> Your objective
Wherever the word "Fractional" appears in a line of the data, that line should be copied.

======== Dataset extract ========

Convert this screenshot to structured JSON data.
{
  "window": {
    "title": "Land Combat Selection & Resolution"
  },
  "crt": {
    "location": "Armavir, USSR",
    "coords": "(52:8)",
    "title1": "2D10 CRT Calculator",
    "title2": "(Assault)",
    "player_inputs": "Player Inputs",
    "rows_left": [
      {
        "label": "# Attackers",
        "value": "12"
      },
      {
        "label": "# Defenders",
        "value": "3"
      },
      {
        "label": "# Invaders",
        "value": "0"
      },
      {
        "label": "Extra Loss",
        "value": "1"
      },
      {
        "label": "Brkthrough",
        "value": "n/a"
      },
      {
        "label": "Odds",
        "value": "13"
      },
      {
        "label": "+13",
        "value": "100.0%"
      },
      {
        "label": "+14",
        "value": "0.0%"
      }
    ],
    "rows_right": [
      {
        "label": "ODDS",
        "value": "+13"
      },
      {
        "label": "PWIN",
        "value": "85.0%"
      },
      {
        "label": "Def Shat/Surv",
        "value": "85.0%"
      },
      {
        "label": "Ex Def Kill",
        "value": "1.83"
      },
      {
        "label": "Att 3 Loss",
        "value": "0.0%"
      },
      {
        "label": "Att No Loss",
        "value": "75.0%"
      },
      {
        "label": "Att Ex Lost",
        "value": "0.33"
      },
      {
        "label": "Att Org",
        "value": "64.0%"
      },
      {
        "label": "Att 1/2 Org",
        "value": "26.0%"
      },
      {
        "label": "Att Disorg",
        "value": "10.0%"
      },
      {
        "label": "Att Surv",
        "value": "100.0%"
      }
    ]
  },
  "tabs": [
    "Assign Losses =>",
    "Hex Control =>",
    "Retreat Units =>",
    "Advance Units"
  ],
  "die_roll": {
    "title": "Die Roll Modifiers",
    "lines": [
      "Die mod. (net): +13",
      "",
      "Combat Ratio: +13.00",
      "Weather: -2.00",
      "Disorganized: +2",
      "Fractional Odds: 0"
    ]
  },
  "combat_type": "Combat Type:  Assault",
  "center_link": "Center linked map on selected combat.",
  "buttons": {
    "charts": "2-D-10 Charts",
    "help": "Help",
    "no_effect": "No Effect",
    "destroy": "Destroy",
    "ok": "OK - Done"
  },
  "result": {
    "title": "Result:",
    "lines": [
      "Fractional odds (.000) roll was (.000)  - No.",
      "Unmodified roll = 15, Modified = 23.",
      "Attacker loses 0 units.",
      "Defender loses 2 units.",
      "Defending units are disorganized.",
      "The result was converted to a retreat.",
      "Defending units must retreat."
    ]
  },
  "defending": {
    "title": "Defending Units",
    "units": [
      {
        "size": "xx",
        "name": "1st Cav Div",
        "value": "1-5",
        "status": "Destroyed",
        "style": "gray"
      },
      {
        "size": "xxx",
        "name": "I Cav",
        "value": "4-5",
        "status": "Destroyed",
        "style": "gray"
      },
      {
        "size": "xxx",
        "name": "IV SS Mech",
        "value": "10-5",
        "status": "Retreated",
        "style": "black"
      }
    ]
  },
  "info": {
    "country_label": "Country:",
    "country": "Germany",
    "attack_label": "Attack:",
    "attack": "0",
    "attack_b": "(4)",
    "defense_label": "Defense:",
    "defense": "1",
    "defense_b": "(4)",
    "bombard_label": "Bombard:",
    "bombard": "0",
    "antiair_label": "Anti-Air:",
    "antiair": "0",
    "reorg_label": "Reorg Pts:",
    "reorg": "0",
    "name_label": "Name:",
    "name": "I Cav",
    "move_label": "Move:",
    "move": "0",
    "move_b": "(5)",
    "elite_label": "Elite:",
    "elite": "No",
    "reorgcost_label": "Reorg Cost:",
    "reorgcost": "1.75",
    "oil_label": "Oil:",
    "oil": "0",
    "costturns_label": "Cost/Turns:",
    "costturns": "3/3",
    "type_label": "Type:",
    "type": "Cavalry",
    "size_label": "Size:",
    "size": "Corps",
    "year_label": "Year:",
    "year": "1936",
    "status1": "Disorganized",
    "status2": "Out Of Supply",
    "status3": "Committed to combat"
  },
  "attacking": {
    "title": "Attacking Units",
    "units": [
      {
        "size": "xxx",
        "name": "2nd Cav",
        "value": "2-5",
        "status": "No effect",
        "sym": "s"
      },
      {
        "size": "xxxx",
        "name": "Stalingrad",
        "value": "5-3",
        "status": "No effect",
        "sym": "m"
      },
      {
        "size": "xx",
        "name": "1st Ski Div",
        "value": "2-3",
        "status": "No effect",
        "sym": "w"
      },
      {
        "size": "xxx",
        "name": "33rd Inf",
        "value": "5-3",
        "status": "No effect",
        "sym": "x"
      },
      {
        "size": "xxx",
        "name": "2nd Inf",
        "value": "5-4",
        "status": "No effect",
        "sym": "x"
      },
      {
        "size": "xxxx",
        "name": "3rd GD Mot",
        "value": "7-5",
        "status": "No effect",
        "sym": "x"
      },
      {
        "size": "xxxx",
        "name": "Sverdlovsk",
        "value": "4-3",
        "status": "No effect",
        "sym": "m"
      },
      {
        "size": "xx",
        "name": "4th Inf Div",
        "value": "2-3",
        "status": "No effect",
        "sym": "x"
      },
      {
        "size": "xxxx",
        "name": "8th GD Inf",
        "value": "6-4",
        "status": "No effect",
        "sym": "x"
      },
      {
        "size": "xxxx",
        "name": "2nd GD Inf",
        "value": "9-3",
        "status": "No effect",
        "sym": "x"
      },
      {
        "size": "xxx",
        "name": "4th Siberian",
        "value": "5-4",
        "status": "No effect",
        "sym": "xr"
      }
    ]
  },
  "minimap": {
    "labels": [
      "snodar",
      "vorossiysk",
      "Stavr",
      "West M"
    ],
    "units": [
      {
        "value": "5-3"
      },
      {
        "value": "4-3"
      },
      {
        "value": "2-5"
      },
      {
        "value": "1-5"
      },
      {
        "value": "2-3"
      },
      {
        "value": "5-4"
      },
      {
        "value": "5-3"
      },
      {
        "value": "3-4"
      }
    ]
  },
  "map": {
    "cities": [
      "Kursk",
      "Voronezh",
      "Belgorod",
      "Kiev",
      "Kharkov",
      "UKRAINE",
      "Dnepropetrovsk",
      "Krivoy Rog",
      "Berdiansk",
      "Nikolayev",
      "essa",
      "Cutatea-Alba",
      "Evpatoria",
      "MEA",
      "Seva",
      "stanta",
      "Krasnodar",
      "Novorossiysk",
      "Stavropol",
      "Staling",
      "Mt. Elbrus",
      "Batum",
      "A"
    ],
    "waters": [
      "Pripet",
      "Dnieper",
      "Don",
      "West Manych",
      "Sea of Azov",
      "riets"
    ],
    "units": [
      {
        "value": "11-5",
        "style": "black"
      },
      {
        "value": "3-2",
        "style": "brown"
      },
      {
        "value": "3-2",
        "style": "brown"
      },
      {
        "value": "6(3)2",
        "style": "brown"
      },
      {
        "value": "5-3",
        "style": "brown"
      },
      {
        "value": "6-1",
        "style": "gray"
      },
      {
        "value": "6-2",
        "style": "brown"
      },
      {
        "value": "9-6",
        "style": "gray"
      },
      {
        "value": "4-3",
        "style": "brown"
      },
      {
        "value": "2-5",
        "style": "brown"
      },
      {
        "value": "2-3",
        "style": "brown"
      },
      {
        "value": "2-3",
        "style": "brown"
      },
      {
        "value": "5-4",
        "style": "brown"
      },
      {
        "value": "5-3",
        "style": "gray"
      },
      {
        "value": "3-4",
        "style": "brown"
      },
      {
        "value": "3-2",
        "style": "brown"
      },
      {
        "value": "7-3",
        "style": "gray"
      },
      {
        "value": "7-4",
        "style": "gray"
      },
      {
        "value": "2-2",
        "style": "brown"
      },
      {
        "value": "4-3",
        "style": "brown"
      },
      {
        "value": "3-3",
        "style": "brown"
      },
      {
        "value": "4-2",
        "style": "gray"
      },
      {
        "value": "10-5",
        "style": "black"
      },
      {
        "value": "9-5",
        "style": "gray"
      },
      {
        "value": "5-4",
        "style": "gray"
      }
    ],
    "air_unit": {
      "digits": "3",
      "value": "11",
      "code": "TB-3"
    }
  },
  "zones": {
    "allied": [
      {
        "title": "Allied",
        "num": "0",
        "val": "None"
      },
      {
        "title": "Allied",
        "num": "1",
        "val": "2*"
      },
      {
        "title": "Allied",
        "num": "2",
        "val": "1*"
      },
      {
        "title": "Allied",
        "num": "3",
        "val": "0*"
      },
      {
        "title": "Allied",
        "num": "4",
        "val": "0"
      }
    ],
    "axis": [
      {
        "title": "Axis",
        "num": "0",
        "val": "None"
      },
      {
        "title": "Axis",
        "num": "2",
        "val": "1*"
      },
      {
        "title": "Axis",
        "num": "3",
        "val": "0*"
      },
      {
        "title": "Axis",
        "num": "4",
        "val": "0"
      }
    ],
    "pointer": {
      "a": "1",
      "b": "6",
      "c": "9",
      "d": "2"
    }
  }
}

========

> Exercise solution
      "Fractional Odds: 0"
      "Fractional odds (.000) roll was (.000)  - No.",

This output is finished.